[TASK STATEMENT]
List each line of the data that holds the word "Downloads".

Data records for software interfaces
= = = = =
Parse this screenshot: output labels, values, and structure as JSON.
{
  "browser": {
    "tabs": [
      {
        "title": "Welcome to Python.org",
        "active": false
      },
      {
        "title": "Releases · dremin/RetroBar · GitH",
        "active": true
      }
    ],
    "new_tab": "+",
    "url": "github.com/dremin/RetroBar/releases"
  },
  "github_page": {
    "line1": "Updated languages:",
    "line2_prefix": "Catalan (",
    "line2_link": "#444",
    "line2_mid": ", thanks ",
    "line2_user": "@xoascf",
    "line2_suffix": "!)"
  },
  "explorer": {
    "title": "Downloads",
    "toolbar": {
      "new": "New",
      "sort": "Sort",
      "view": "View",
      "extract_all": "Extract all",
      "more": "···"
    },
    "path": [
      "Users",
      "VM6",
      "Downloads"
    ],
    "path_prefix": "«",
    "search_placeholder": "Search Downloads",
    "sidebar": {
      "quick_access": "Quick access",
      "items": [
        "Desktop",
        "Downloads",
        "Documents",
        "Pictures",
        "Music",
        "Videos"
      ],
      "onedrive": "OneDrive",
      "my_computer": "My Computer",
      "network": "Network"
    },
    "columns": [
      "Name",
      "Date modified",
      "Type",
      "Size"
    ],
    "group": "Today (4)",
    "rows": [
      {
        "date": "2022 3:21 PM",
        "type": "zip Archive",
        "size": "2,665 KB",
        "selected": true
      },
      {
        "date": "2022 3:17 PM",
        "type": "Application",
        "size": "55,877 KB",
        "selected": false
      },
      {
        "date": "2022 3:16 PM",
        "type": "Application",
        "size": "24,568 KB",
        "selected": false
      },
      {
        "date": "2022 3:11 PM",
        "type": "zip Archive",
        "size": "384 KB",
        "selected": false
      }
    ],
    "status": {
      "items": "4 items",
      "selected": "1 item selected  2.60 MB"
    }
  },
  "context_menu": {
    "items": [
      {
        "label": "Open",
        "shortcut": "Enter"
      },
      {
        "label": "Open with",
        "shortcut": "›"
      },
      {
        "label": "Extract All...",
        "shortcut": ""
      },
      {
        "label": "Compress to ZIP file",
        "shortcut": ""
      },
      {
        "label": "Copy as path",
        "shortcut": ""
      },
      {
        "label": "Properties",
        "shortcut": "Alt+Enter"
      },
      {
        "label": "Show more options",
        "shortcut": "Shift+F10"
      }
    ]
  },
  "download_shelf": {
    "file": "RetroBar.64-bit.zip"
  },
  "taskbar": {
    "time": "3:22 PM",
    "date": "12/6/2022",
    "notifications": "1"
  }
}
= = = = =
[OUTPUT BELOW]
    "title": "Downloads",
      "Downloads"
    "search_placeholder": "Search Downloads",
        "Downloads",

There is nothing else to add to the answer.